It was definitely published as Chelsea in The Art Journal in 1882, with the comment that it was a better example of the simplicity advocated by Francis Seymour Haden, Sr (1818-1910) than any of the prints recently shown at the Society of Painter-Etchers. 11 This was a rather back-handed compliment, which was probably not appreciated by either Whistler or his brother-in-law Haden, who had not been on speaking terms for years.

11: The Art Journal,, London (J. S. Virtue & Co., Ltd), and New York (Patterson & Neilson), May 1882, p. 136, published f.p. 129.

Finally it was published, probably in a fairly limited print run, in Choice Examples of Modern Etchings, E. Parsons, London, 12 March 1889.

EXHIBITIONS

Rarely exhibited, it was seen in print dealer's shows, particularly at H. Wunderlich & Co. in New York in 1898 and 1903. 12 Charles Lang Freer (1856-1919) bought an impression from the Wunderlich 1898 exhibition and it was probably this that was lent to a show organised by the Caxton Club in Chicago in 1900 (either , or ). 13

Impressions were shown in the Memorial Exhibition after Whistler's death, including at the Grolier Club in New York in 1904, and the Copley Society show in Boston in the same year.
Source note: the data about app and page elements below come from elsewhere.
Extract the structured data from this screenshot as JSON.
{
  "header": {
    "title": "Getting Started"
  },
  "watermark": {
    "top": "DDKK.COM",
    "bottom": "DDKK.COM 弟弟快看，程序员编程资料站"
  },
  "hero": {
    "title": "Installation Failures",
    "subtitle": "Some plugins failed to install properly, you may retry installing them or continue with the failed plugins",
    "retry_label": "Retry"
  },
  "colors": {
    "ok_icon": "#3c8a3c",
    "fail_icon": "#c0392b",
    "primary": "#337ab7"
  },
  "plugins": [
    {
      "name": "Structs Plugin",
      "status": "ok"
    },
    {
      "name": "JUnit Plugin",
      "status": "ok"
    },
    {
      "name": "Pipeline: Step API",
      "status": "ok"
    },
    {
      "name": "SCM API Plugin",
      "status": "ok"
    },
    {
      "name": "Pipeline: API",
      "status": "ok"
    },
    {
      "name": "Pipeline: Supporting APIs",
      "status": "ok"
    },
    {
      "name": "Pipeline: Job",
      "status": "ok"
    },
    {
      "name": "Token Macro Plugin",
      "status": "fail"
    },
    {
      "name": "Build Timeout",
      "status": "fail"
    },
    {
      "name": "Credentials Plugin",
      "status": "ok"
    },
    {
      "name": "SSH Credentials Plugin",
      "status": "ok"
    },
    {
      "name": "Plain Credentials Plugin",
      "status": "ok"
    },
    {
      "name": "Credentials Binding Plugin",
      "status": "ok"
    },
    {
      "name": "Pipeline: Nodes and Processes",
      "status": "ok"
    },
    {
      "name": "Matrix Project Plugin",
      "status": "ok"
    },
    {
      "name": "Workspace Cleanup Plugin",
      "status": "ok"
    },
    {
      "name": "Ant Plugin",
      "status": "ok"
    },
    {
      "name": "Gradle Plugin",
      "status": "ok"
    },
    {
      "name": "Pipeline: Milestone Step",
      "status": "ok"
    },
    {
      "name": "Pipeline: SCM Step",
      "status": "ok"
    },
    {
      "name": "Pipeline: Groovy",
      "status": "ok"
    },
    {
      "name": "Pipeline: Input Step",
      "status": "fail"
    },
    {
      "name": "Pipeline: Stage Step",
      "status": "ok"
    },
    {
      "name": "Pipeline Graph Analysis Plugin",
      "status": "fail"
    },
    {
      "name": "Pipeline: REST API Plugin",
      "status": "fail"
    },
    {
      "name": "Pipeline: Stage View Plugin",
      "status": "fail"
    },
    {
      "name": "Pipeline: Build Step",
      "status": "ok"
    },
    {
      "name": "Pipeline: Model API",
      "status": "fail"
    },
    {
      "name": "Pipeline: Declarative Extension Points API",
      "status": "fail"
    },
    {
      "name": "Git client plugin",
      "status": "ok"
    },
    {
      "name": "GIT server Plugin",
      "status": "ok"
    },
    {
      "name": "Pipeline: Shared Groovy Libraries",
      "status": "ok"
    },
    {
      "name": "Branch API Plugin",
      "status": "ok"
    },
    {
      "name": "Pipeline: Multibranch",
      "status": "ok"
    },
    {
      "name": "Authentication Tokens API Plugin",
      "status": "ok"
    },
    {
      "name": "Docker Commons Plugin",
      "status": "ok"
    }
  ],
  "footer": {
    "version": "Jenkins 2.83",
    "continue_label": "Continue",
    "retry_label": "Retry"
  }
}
An impression was lent to the Whistler Memorial show in London in 1905 by H.R.H. Princess Victoria. 14

12: New York 1898 (cat. no. 127). See REFERENCES: EXHIBITIONS.
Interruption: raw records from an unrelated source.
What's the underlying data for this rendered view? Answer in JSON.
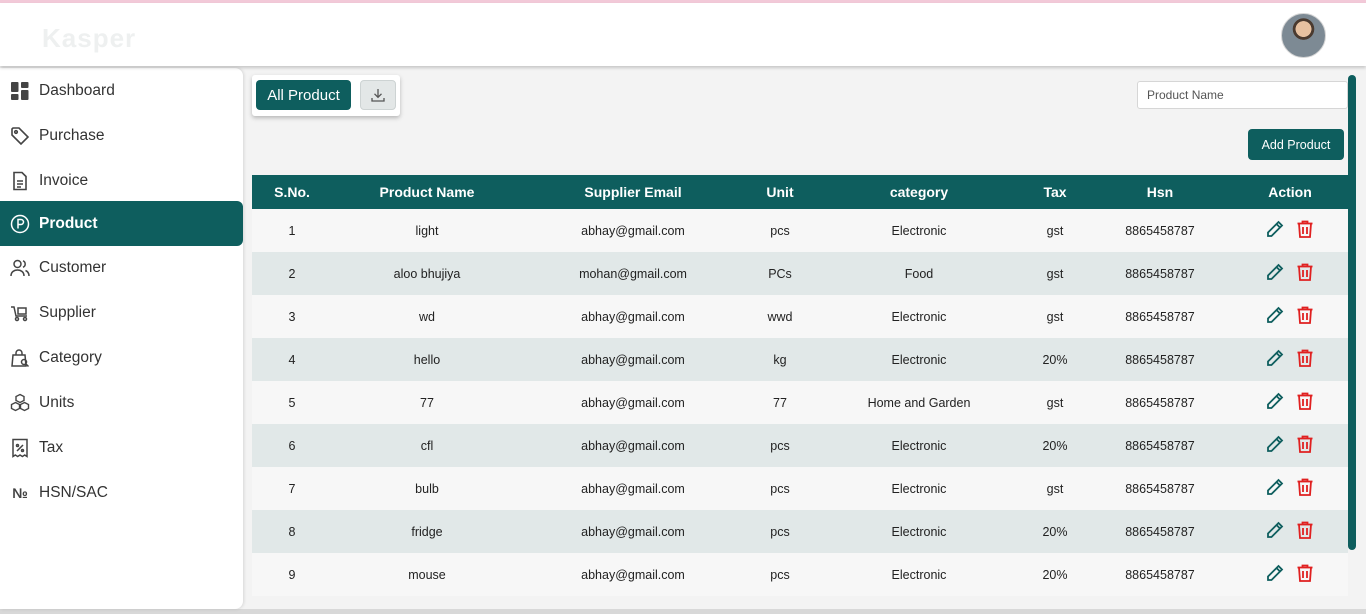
{
  "app": {
    "logo": "Kasper"
  },
  "sidebar": {
    "items": [
      {
        "label": "Dashboard",
        "icon": "dashboard-icon"
      },
      {
        "label": "Purchase",
        "icon": "tag-icon"
      },
      {
        "label": "Invoice",
        "icon": "invoice-icon"
      },
      {
        "label": "Product",
        "icon": "product-p-icon",
        "active": true
      },
      {
        "label": "Customer",
        "icon": "users-icon"
      },
      {
        "label": "Supplier",
        "icon": "supplier-icon"
      },
      {
        "label": "Category",
        "icon": "category-bag-icon"
      },
      {
        "label": "Units",
        "icon": "units-cubes-icon"
      },
      {
        "label": "Tax",
        "icon": "tax-receipt-icon"
      },
      {
        "label": "HSN/SAC",
        "icon": "numero-icon"
      }
    ]
  },
  "toolbar": {
    "all_product_label": "All Product",
    "download_icon": "download-icon",
    "search_placeholder": "Product Name",
    "add_product_label": "Add Product"
  },
  "table": {
    "headers": [
      "S.No.",
      "Product Name",
      "Supplier Email",
      "Unit",
      "category",
      "Tax",
      "Hsn",
      "Action"
    ],
    "rows": [
      [
        "1",
        "light",
        "abhay@gmail.com",
        "pcs",
        "Electronic",
        "gst",
        "8865458787"
      ],
      [
        "2",
        "aloo bhujiya",
        "mohan@gmail.com",
        "PCs",
        "Food",
        "gst",
        "8865458787"
      ],
      [
        "3",
        "wd",
        "abhay@gmail.com",
        "wwd",
        "Electronic",
        "gst",
        "8865458787"
      ],
      [
        "4",
        "hello",
        "abhay@gmail.com",
        "kg",
        "Electronic",
        "20%",
        "8865458787"
      ],
      [
        "5",
        "77",
        "abhay@gmail.com",
        "77",
        "Home and Garden",
        "gst",
        "8865458787"
      ],
      [
        "6",
        "cfl",
        "abhay@gmail.com",
        "pcs",
        "Electronic",
        "20%",
        "8865458787"
      ],
      [
        "7",
        "bulb",
        "abhay@gmail.com",
        "pcs",
        "Electronic",
        "gst",
        "8865458787"
      ],
      [
        "8",
        "fridge",
        "abhay@gmail.com",
        "pcs",
        "Electronic",
        "20%",
        "8865458787"
      ],
      [
        "9",
        "mouse",
        "abhay@gmail.com",
        "pcs",
        "Electronic",
        "20%",
        "8865458787"
      ]
    ]
  },
  "colors": {
    "primary": "#0e5e5e",
    "delete": "#e02020",
    "edit": "#0e5e5e"
  }
}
13: Chicago 1900 (cat. no. 129).

14: New York 1904a (cat. no. 149a, b); Boston 1904 (cat. no. 114); London Mem. 1905 (cat. no. 148).
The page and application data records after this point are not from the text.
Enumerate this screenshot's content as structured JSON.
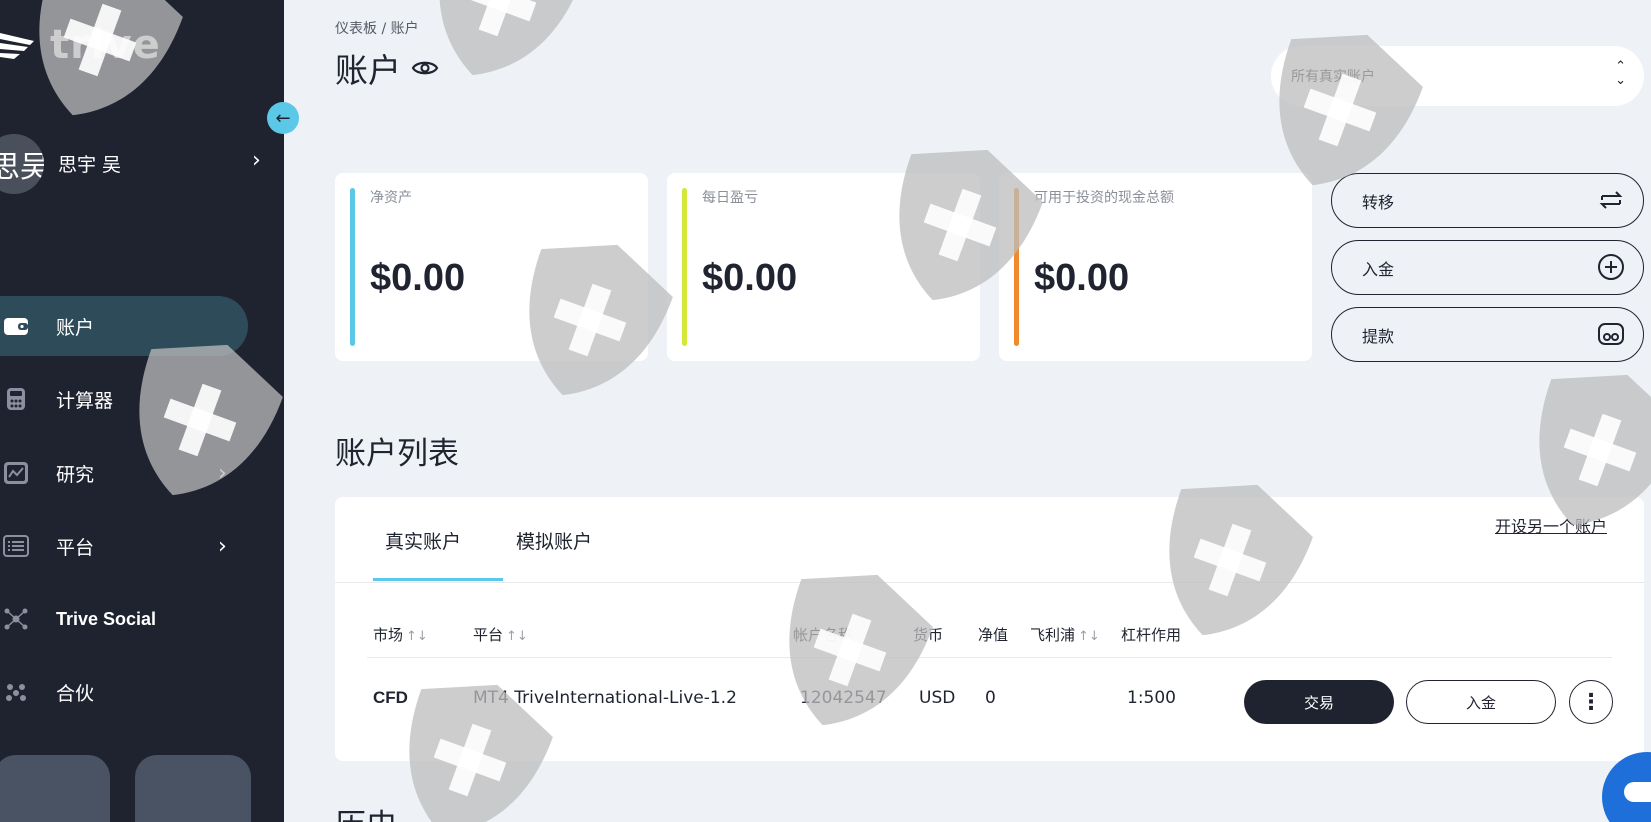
{
  "sidebar": {
    "brand": "trive",
    "user": {
      "avatar_text": "思吴",
      "name": "思宇 吴"
    },
    "items": [
      {
        "label": "账户",
        "icon": "wallet-icon",
        "active": true
      },
      {
        "label": "计算器",
        "icon": "calculator-icon"
      },
      {
        "label": "研究",
        "icon": "chart-icon",
        "has_submenu": true
      },
      {
        "label": "平台",
        "icon": "monitor-icon",
        "has_submenu": true
      },
      {
        "label": "Trive Social",
        "icon": "network-icon"
      },
      {
        "label": "合伙",
        "icon": "people-icon"
      }
    ]
  },
  "breadcrumb": {
    "root": "仪表板",
    "sep": "/",
    "current": "账户"
  },
  "page_title": "账户",
  "account_select": {
    "value": "所有真实账户"
  },
  "stats": [
    {
      "label": "净资产",
      "value": "$0.00",
      "color": "#5cc8e8"
    },
    {
      "label": "每日盈亏",
      "value": "$0.00",
      "color": "#d4e83a"
    },
    {
      "label": "可用于投资的现金总额",
      "value": "$0.00",
      "color": "#f08a2c"
    }
  ],
  "actions": {
    "transfer": "转移",
    "deposit": "入金",
    "withdraw": "提款"
  },
  "accounts": {
    "title": "账户列表",
    "tabs": [
      "真实账户",
      "模拟账户"
    ],
    "open_link": "开设另一个账户",
    "columns": [
      "市场",
      "平台",
      "帐户名称",
      "货币",
      "净值",
      "飞利浦",
      "杠杆作用"
    ],
    "rows": [
      {
        "market": "CFD",
        "platform": "MT4 TriveInternational-Live-1.2",
        "account": "12042547",
        "currency": "USD",
        "equity": "0",
        "philips": "",
        "leverage": "1:500"
      }
    ],
    "trade_label": "交易",
    "deposit_label": "入金"
  },
  "history_title": "历史"
}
SALES & COLLECTORS

Most sales of Chelsea were transacted by the Fine Art Society, and there is no record of Whistler selling separate proofs, although he may well have done so. It was rarely at auction during Whistler's lifetime, although at the sale of the collection of the late Joshua Hutchinson Hutchinson (ca 1829 - d.1891) at Sotheby's on 3 March 1892, Lot 232, a 'first state', was bought by 'Blunt' for 1.12.0 and Lot 233 by 'Mellor' for 1.0.0.
Howard Mansfield (1849-1938) bought what was described by Frederick Keppel (1845-1912) as a '1st proof of 1st state, before the shadows in the water and before the sky' (). Charles Lang Freer (1856-1919) bought what he believed to be the 'first trial proof' in 1898 (). Both are good early impressions of the first state, slightly enhanced by printing with retroussage. At the same time Freer bought what may be a worked proof of the second state (). Mansfield also bought a fifth state - a fine impression on ivory antique laid paper - ().
An impression was acquired by the Royal Collection; it was probably the one exhibited in the Whistler Memorial Exhibition of 1905, and sold soon after through Agnew's. It was acquired by Sir John Ilott, who began collecting prints in the 1920s, advised by Harold Wright of Colnaghi's. He gave over 700 works to the Museum of New Zealand (Te Papa Tongerewa) from 1952. 15

15: William McAloon, Art at Te Papa, Te Papa Press, Wellington, 2009, p. 54.

The Victoria & Albert Museum bought a good clear impression of the second state of Chelsea in 1901 () and also acquired an impression as published in the Art Journal in 1882 (). The etching is common as published in this edition.